In S.C., the statute of limitations for filing a hospital malpractice lawsuit is three years. However, the S.C. Supreme Court recently determined that the state law regarding the deadlines is unclear. The discrepancy was with regard to whether a plaintiff could file a notice of intent to file a malpractice lawsuit before the statute of limitations expired. This notice would then give the plaintiff another 45 days to clear the hurdles necessary to proceed.

Decision supports patients’ rights

One patient in South Carolina, Vicki Wilkinson, did exactly that. However, her malpractice suit was dismissed in 2012 prior to trial. The presiding judge ruled that Wilkinson had not filed her claim before the deadline and did not complete the filings in the necessary manner.

In a 4-1 decision, the state Supreme Court overturned that decision. The court ruled that the legal precedent “permit medical malpractice cases to proceed on the merits rather than to affirm unwarranted dismissals based on technical noncompliance with the medical malpractice statutes.” In other words, the strength of the plaintiff’s case is more important than meeting strict deadlines.

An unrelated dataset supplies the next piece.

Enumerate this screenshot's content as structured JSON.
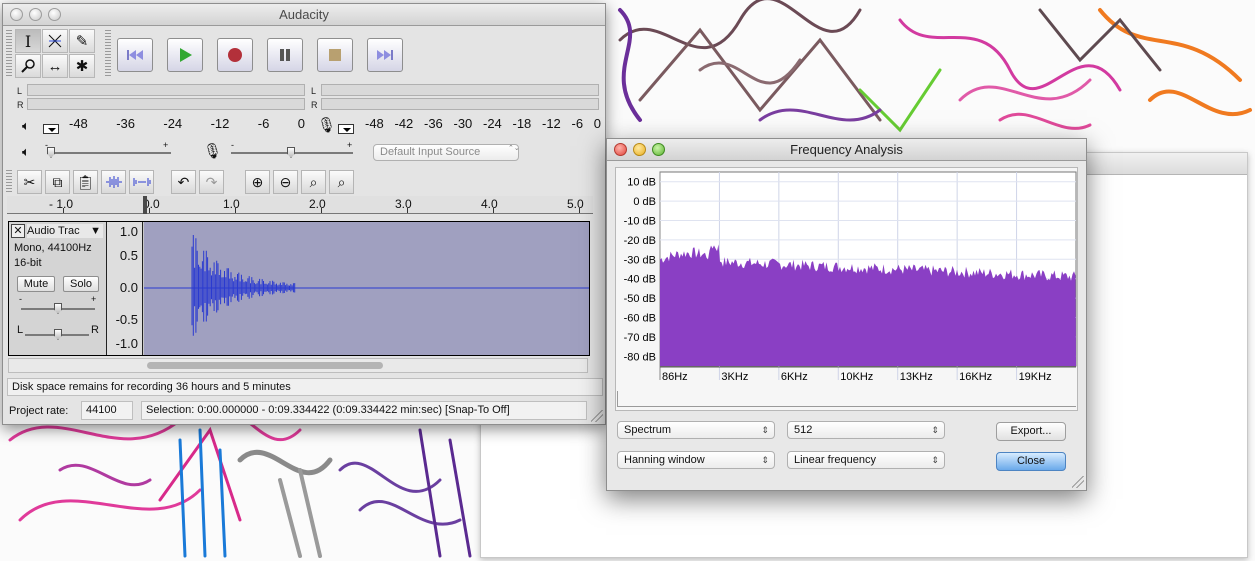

While the decision is a boon for patients and prospective plaintiffs, the South Carolina Hospital Association doesn’t see it that way. The organization filed a friend of the court brief with regard to the Wilkinson case, arguing in favor of dismissal because granting an extended deadline would be detrimental to hospitals in the state. A representative of the S.C. Hospital Association argued that a decision in favor of Wilkinson would be applicable to future hospital malpractice lawsuits in the state.